• Nutritional status – the nutritional status of children under five years of age has not sufficiently improved over the course of the past ten years. Some 35.9 per cent of children under five years old suffered from retarded growth in 2007.
In order to address these challenges, the Government of Burkina Faso has created an Inter-Ministerial Committee.  The achievement of the MDGs will also depend on the extent to which policymakers are capable of bringing about a reduction in gender inequality, curbing population growth and diversifying the economy.  A policy for the energy sector should also be implemented.  In the context of Burkina Faso's current situation, the achievement of the MDGs also depends on raising grants from Burkina Faso's technical and financial partners in order to ensure the sustainability of the foreign debt. 

Last updated September 2008

Click to learn more about organizations, projects and individuals on the ground from Scientists Without Borders.


View Data Map of MDG Indicator
for this Location

Data Map

Map of Burkina Faso in MDG Monitor

The boundaries and names shown and the designations used on this map do not imply official endorsement or acceptance by the United Nations.

Total population
Surface area
(sq. km):
GDP per capita
(PPP US$):
GDP growth
(annual %):
Human Development Index
(Rank 1 - 177):
Life expectancy at birth
Population below PPP $1 per day
Net enrolment ratio in primary education
(% both sexes):
Carbon dioxide emissions per capita
(metric tons):
Unemployment, total
(% of total labor force):

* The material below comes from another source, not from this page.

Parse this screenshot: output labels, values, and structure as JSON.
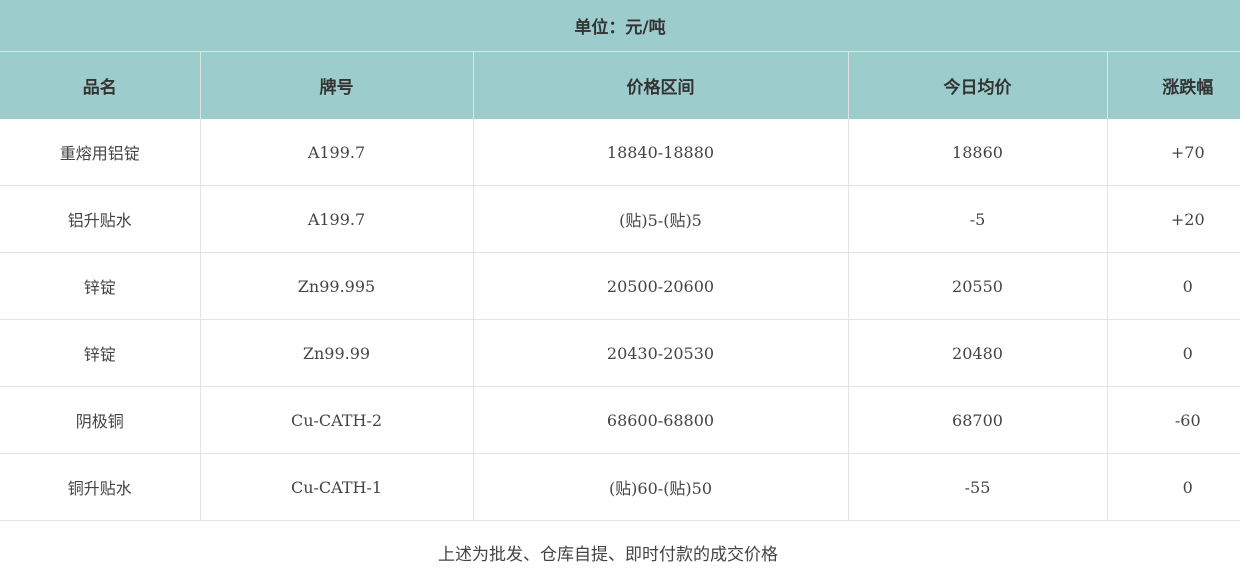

NOTE: The MDG data presented here is the latest available from the United Nations Statistics Division. The World Bank has recently released new poverty estimates, which reflect improvements in internationally comparable price data. The new data estimates set a new poverty line of US$1.25 a day and offer a much more accurate picture of the cost of living in developing countries. They are based on the results of the 2005 International Comparison Program (ICP), released in first half of 2008. Country-specific poverty estimates will be released by the World Bank in late 2008